• WHAT YOU HAVE TO DO: Repeat the entries below exactly. Drop the pictures.

(Excerpts from an interface dataset)
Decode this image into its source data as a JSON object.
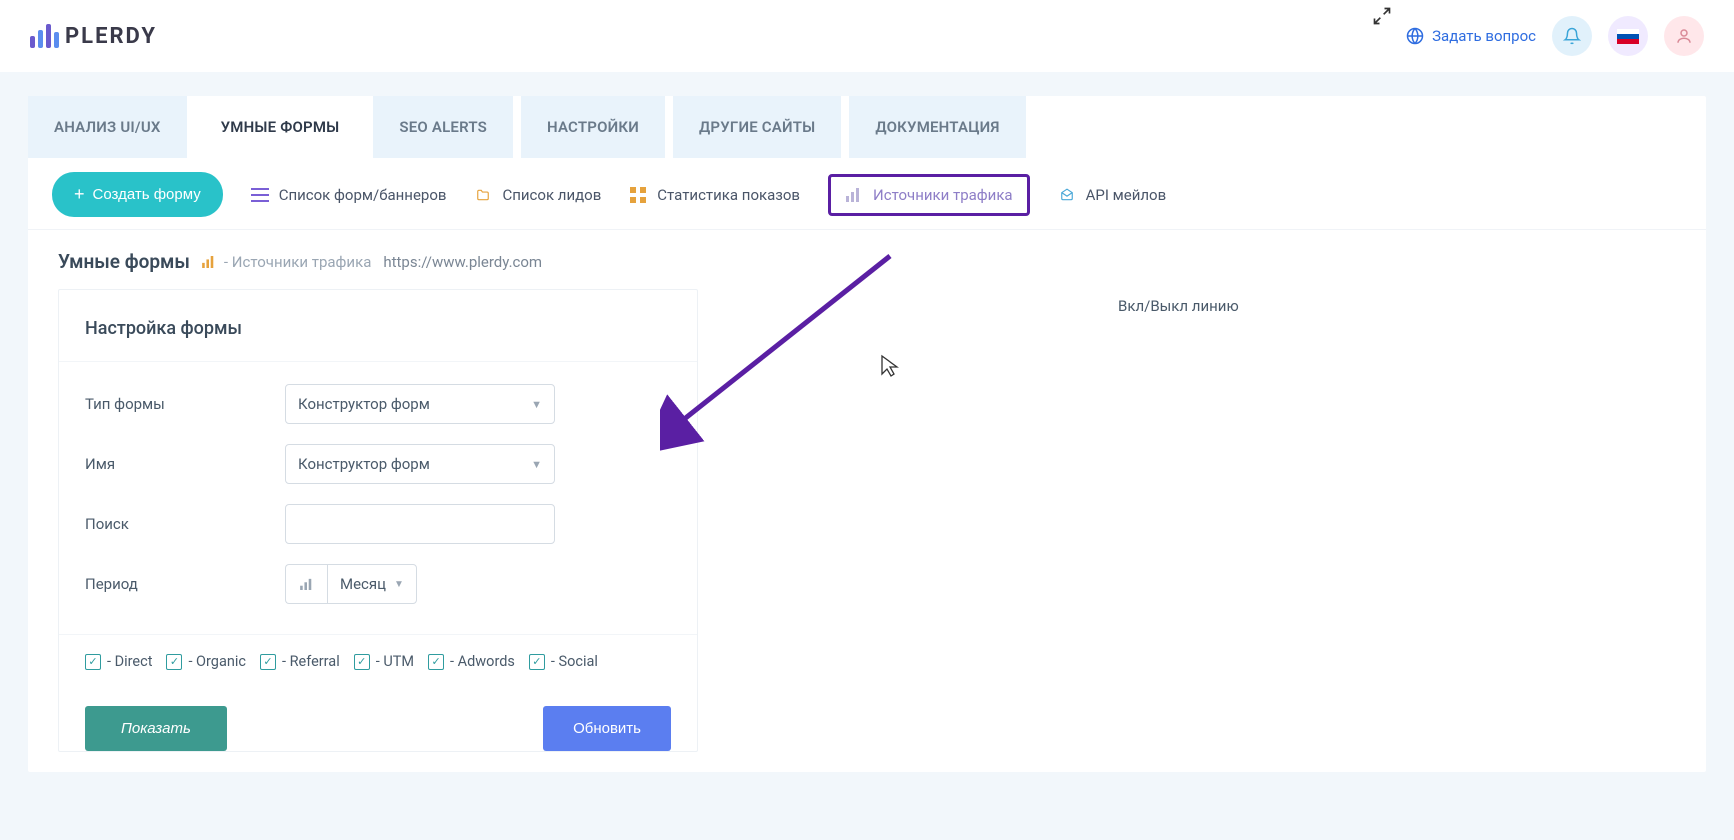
{
  "header": {
    "brand": "PLERDY",
    "ask_question": "Задать вопрос"
  },
  "tabs": [
    {
      "label": "АНАЛИЗ UI/UX",
      "active": false
    },
    {
      "label": "УМНЫЕ ФОРМЫ",
      "active": true
    },
    {
      "label": "SEO ALERTS",
      "active": false
    },
    {
      "label": "НАСТРОЙКИ",
      "active": false
    },
    {
      "label": "ДРУГИЕ САЙТЫ",
      "active": false
    },
    {
      "label": "ДОКУМЕНТАЦИЯ",
      "active": false
    }
  ],
  "subbar": {
    "create_button": "Создать форму",
    "items": [
      {
        "label": "Список форм/баннеров",
        "icon": "list-icon"
      },
      {
        "label": "Список лидов",
        "icon": "folder-icon"
      },
      {
        "label": "Статистика показов",
        "icon": "grid-icon"
      },
      {
        "label": "Источники трафика",
        "icon": "chart-icon",
        "highlighted": true
      },
      {
        "label": "API мейлов",
        "icon": "mail-icon"
      }
    ]
  },
  "breadcrumb": {
    "title": "Умные формы",
    "section": "- Источники трафика",
    "site": "https://www.plerdy.com"
  },
  "form_settings": {
    "heading": "Настройка формы",
    "type_label": "Тип формы",
    "type_value": "Конструктор форм",
    "name_label": "Имя",
    "name_value": "Конструктор форм",
    "search_label": "Поиск",
    "search_value": "",
    "period_label": "Период",
    "period_value": "Месяц",
    "checks": [
      {
        "label": "- Direct",
        "checked": true
      },
      {
        "label": "- Organic",
        "checked": true
      },
      {
        "label": "- Referral",
        "checked": true
      },
      {
        "label": "- UTM",
        "checked": true
      },
      {
        "label": "- Adwords",
        "checked": true
      },
      {
        "label": "- Social",
        "checked": true
      }
    ],
    "show_button": "Показать",
    "update_button": "Обновить"
  },
  "chart_area": {
    "toggle_line": "Вкл/Выкл линию"
  }
}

• EXPECTED OUTPUT:
Decode this image into its source data as a JSON object.
{
  "header": {
    "brand": "PLERDY",
    "ask_question": "Задать вопрос"
  },
  "tabs": [
    {
      "label": "АНАЛИЗ UI/UX",
      "active": false
    },
    {
      "label": "УМНЫЕ ФОРМЫ",
      "active": true
    },
    {
      "label": "SEO ALERTS",
      "active": false
    },
    {
      "label": "НАСТРОЙКИ",
      "active": false
    },
    {
      "label": "ДРУГИЕ САЙТЫ",
      "active": false
    },
    {
      "label": "ДОКУМЕНТАЦИЯ",
      "active": false
    }
  ],
  "subbar": {
    "create_button": "Создать форму",
    "items": [
      {
        "label": "Список форм/баннеров",
        "icon": "list-icon"
      },
      {
        "label": "Список лидов",
        "icon": "folder-icon"
      },
      {
        "label": "Статистика показов",
        "icon": "grid-icon"
      },
      {
        "label": "Источники трафика",
        "icon": "chart-icon",
        "highlighted": true
      },
      {
        "label": "API мейлов",
        "icon": "mail-icon"
      }
    ]
  },
  "breadcrumb": {
    "title": "Умные формы",
    "section": "- Источники трафика",
    "site": "https://www.plerdy.com"
  },
  "form_settings": {
    "heading": "Настройка формы",
    "type_label": "Тип формы",
    "type_value": "Конструктор форм",
    "name_label": "Имя",
    "name_value": "Конструктор форм",
    "search_label": "Поиск",
    "search_value": "",
    "period_label": "Период",
    "period_value": "Месяц",
    "checks": [
      {
        "label": "- Direct",
        "checked": true
      },
      {
        "label": "- Organic",
        "checked": true
      },
      {
        "label": "- Referral",
        "checked": true
      },
      {
        "label": "- UTM",
        "checked": true
      },
      {
        "label": "- Adwords",
        "checked": true
      },
      {
        "label": "- Social",
        "checked": true
      }
    ],
    "show_button": "Показать",
    "update_button": "Обновить"
  },
  "chart_area": {
    "toggle_line": "Вкл/Выкл линию"
  }
}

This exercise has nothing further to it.